By Spencer Hall, CFCC Student Fellow 2012-2013
A few days ago NPR profiled a young woman named Tierra Jackson, now a junior in college, who had struggled in high school as her family experienced homelessness. She recalled being frequently punished by school administrators for her tardiness, but being too embarrassed to tell them that her lateness was caused by a long bus ride from a homeless shelter across town. Ms. Jackson’s story is a prime example of how therapeutic jurisprudence and the Truancy Court Program can help homeless children.
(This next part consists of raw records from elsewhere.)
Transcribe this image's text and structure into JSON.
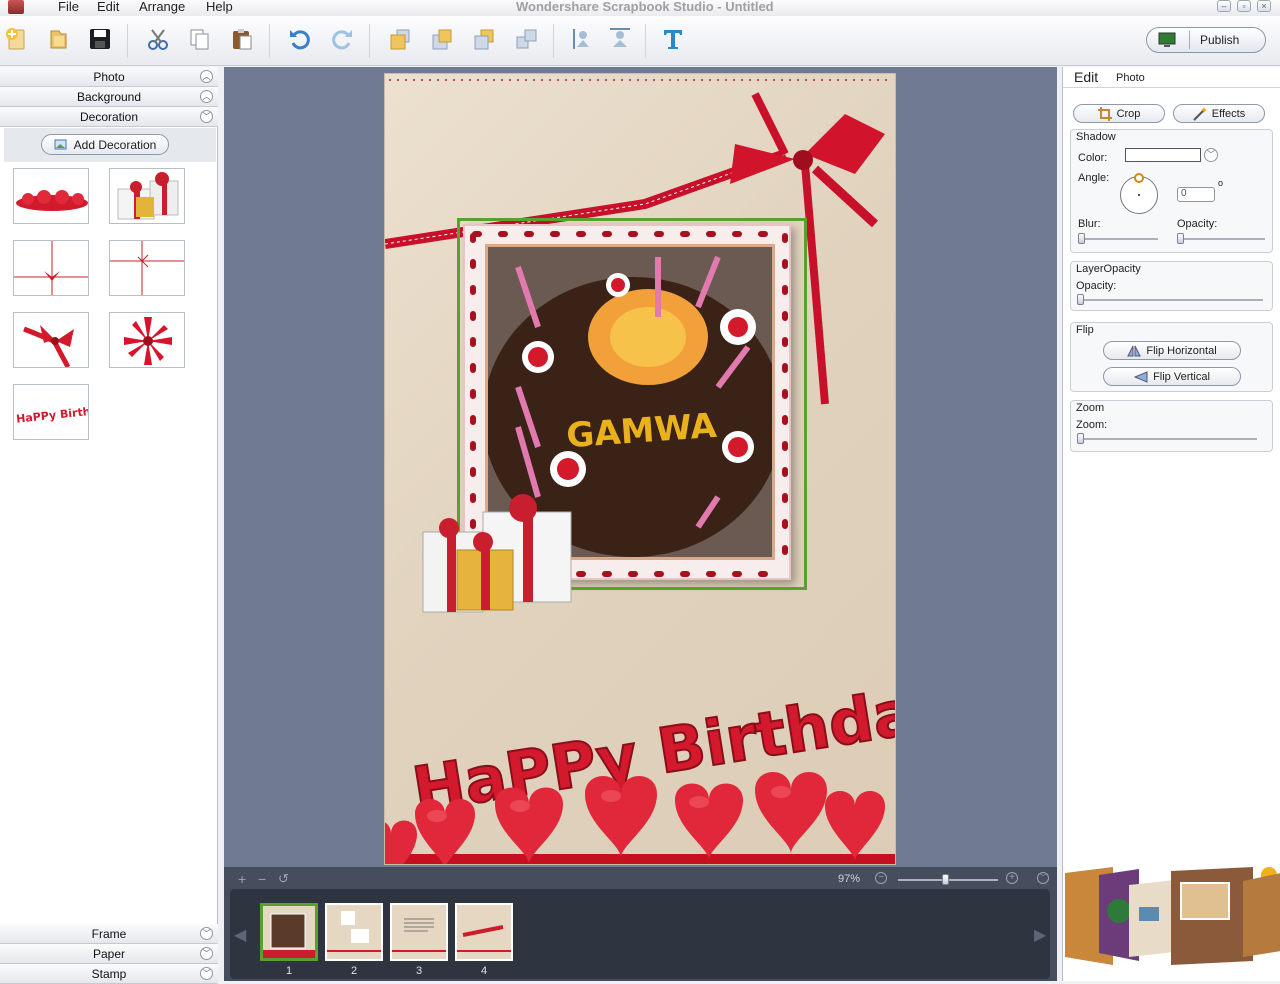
{
  "titlebar": {
    "title": "Wondershare Scrapbook Studio - Untitled",
    "menu": [
      "File",
      "Edit",
      "Arrange",
      "Help"
    ]
  },
  "toolbar": {
    "publish_label": "Publish"
  },
  "left_panel": {
    "sections_top": [
      "Photo",
      "Background",
      "Decoration"
    ],
    "add_decoration_label": "Add Decoration",
    "sections_bottom": [
      "Frame",
      "Paper",
      "Stamp"
    ]
  },
  "canvas": {
    "cake_text": "GAMWA",
    "wordart_text": "HaPPy Birthday",
    "zoom_text": "97%"
  },
  "pages": [
    "1",
    "2",
    "3",
    "4"
  ],
  "right_panel": {
    "tabs": [
      "Edit",
      "Photo"
    ],
    "crop_label": "Crop",
    "effects_label": "Effects",
    "shadow": {
      "title": "Shadow",
      "color_label": "Color:",
      "angle_label": "Angle:",
      "angle_value": "0",
      "degree_sign": "o",
      "blur_label": "Blur:",
      "opacity_label": "Opacity:"
    },
    "layer_opacity": {
      "title": "LayerOpacity",
      "opacity_label": "Opacity:"
    },
    "flip": {
      "title": "Flip",
      "horizontal_label": "Flip Horizontal",
      "vertical_label": "Flip Vertical"
    },
    "zoom": {
      "title": "Zoom",
      "zoom_label": "Zoom:"
    }
  },
  "colors": {
    "canvas_bg": "#707a92",
    "selection": "#5aa02c",
    "accent_red": "#d0102a"
  }
}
The U.S. Department of Education estimates that there are nearly 1 million school-aged children in this country who are homeless, and the National Center on Family Homelessness believes even that estimate is low. The McKinney-Vento Homeless Assistance Act of 1987 provides special protections for these children, with the goal of ensuring minimal disruption to a child’s education during a time of family crisis. For example, if a child’s family loses their housing mid-year and moves into a shelter across town, the parents have the right to enroll the child in a local school or keep the child enrolled in the school of origin. If the family feels it’s in the child’s best interest to stay in the original school, the school system is required to arrange and pay for transportation to and from school.
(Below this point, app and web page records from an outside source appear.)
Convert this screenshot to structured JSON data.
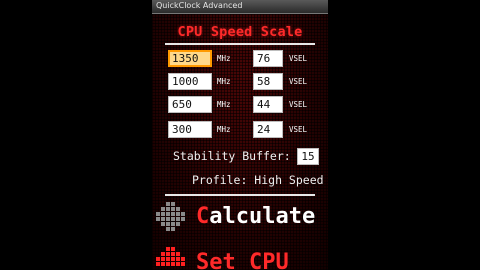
{
  "app": {
    "title": "QuickClock Advanced"
  },
  "heading": "CPU Speed Scale",
  "rows": [
    {
      "mhz": "1350",
      "mhz_unit": "MHz",
      "vsel": "76",
      "vsel_unit": "VSEL",
      "focused": true
    },
    {
      "mhz": "1000",
      "mhz_unit": "MHz",
      "vsel": "58",
      "vsel_unit": "VSEL",
      "focused": false
    },
    {
      "mhz": "650",
      "mhz_unit": "MHz",
      "vsel": "44",
      "vsel_unit": "VSEL",
      "focused": false
    },
    {
      "mhz": "300",
      "mhz_unit": "MHz",
      "vsel": "24",
      "vsel_unit": "VSEL",
      "focused": false
    }
  ],
  "stability": {
    "label": "Stability Buffer:",
    "value": "15"
  },
  "profile": {
    "label": "Profile: High Speed"
  },
  "buttons": {
    "calculate": {
      "first": "C",
      "rest": "alculate"
    },
    "set_cpu": {
      "first": "S",
      "rest": "et CPU"
    }
  },
  "colors": {
    "accent": "#ff2a2a",
    "focus": "#ff9a00",
    "background": "#140000"
  }
}
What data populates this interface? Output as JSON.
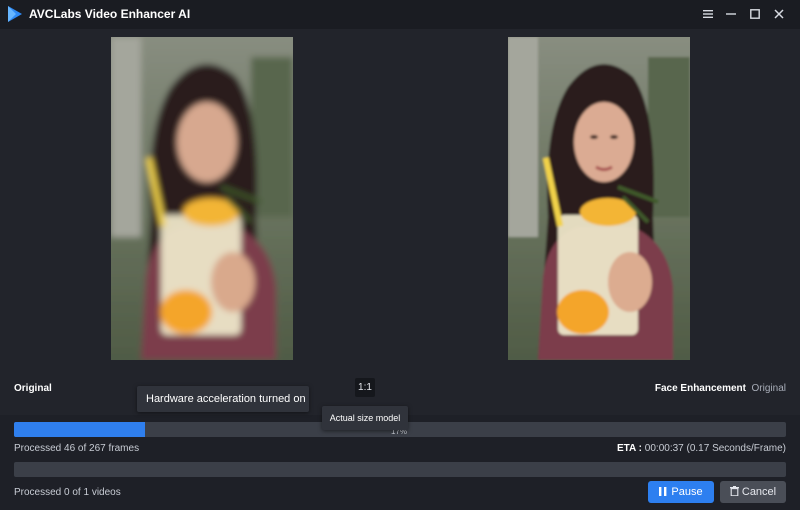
{
  "app": {
    "title": "AVCLabs Video Enhancer AI",
    "brand_color": "#2f8af5"
  },
  "window_controls": [
    "menu-icon",
    "minimize-icon",
    "maximize-icon",
    "close-icon"
  ],
  "preview": {
    "left_label": "Original",
    "right_label": "Face Enhancement",
    "right_toggle": "Original",
    "ratio_button": "1:1"
  },
  "tooltips": {
    "hardware": "Hardware acceleration turned on",
    "ratio": "Actual size model"
  },
  "progress": {
    "frame_fraction": 0.17,
    "frame_label": "17%",
    "frames_text": "Processed 46 of 267 frames",
    "eta_label": "ETA :",
    "eta_value": "00:00:37 (0.17 Seconds/Frame)",
    "video_fraction": 0,
    "videos_text": "Processed 0 of 1 videos"
  },
  "buttons": {
    "pause": "Pause",
    "cancel": "Cancel"
  },
  "colors": {
    "accent": "#2f7fee",
    "track": "#3b3f48",
    "cancel_bg": "#4a4e57"
  }
}
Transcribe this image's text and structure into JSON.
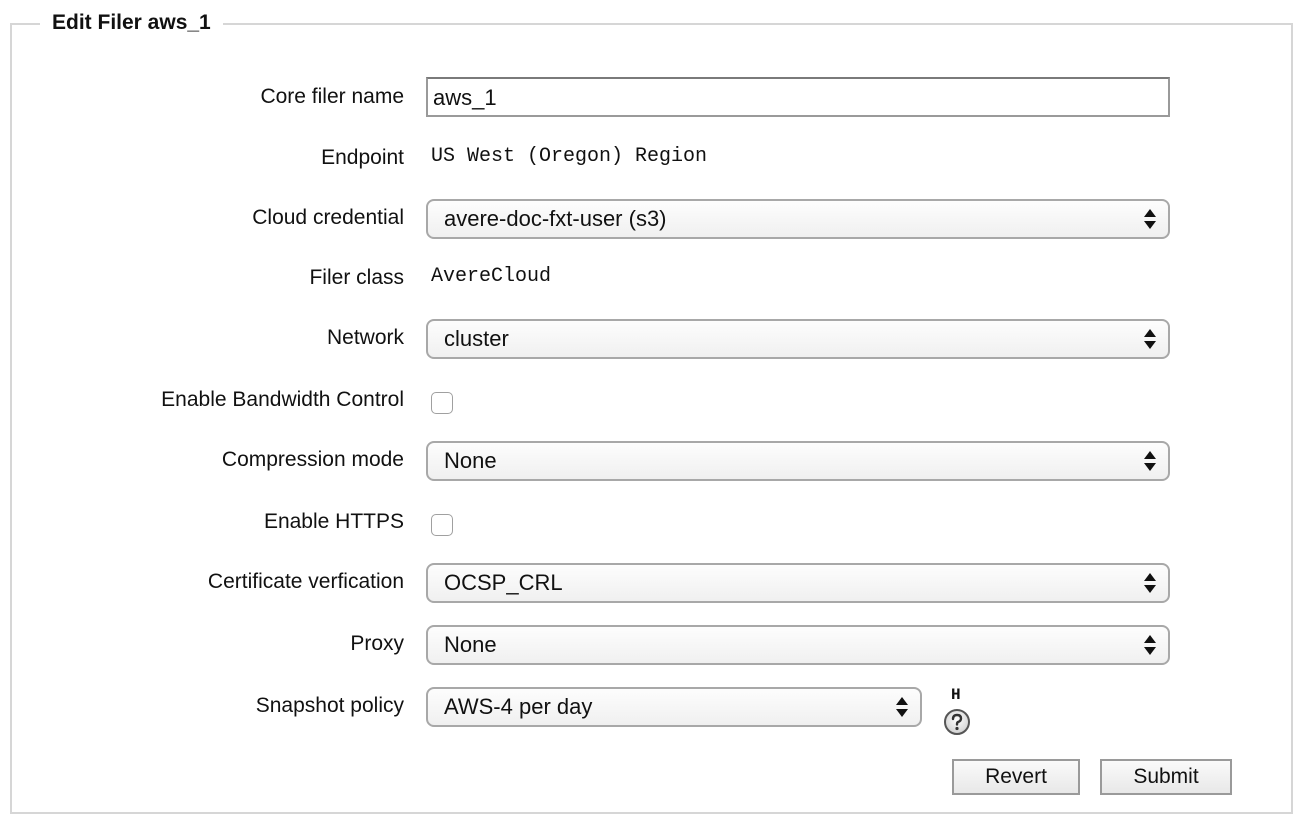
{
  "form": {
    "title": "Edit Filer aws_1",
    "fields": {
      "core_filer_name": {
        "label": "Core filer name",
        "value": "aws_1"
      },
      "endpoint": {
        "label": "Endpoint",
        "value": "US West (Oregon) Region"
      },
      "cloud_credential": {
        "label": "Cloud credential",
        "selected": "avere-doc-fxt-user (s3)"
      },
      "filer_class": {
        "label": "Filer class",
        "value": "AvereCloud"
      },
      "network": {
        "label": "Network",
        "selected": "cluster"
      },
      "bandwidth_control": {
        "label": "Enable Bandwidth Control",
        "checked": false
      },
      "compression_mode": {
        "label": "Compression mode",
        "selected": "None"
      },
      "https": {
        "label": "Enable HTTPS",
        "checked": false
      },
      "certificate_verification": {
        "label": "Certificate verfication",
        "selected": "OCSP_CRL"
      },
      "proxy": {
        "label": "Proxy",
        "selected": "None"
      },
      "snapshot_policy": {
        "label": "Snapshot policy",
        "selected": "AWS-4 per day"
      }
    },
    "help": {
      "letter": "H",
      "icon": "question-circle-icon"
    },
    "buttons": {
      "revert": "Revert",
      "submit": "Submit"
    }
  }
}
But how do we identify homeless children to ensure that their rights are protected and that their needs are being met?
As the case of Ms. Jackson shows, the stigma and embarrassment of being homeless can be a significant barrier to school attendance for children and teens. Therapeutic jurisprudence (TJ), combined with a holistic approach to problem solving and emphasis on empowering individuals, may be the best way to break down these barriers. A TJ mindset calls on lawyers and other actors in the legal system to look at the big picture. For homeless children who fail to attend school, we have to look at both the psychological effects on the child and a host of other reasons why a homeless or unstably-housed child misses school. It could be due to a lack of clean clothes, inadequate transportation, or staying home to take care of younger siblings. Homeless children who do attend school may be frequently late or have trouble concentrating because they didn’t have breakfast. These issues can affect any school-aged child, but they impact homeless children the most.
CFCC’s Truancy Court Program (TCP) is proof that this approach can yield results in identifying the root causes of truancy (and homelessness is just one of the many). By providing an opportunity for an entire team of caring adults – a judge, a TCP coordinator, a CFCC Student Fellow, a TCP mentor, and school representatives – and giving the student the personalized attention he or she needs, we can create a safe, non-judgmental environment where students can talk more freely about their problems than they otherwise might with their teachers or peers. Once we understand the full spectrum of a child’s barriers, we then can take the necessary steps to help that child succeed.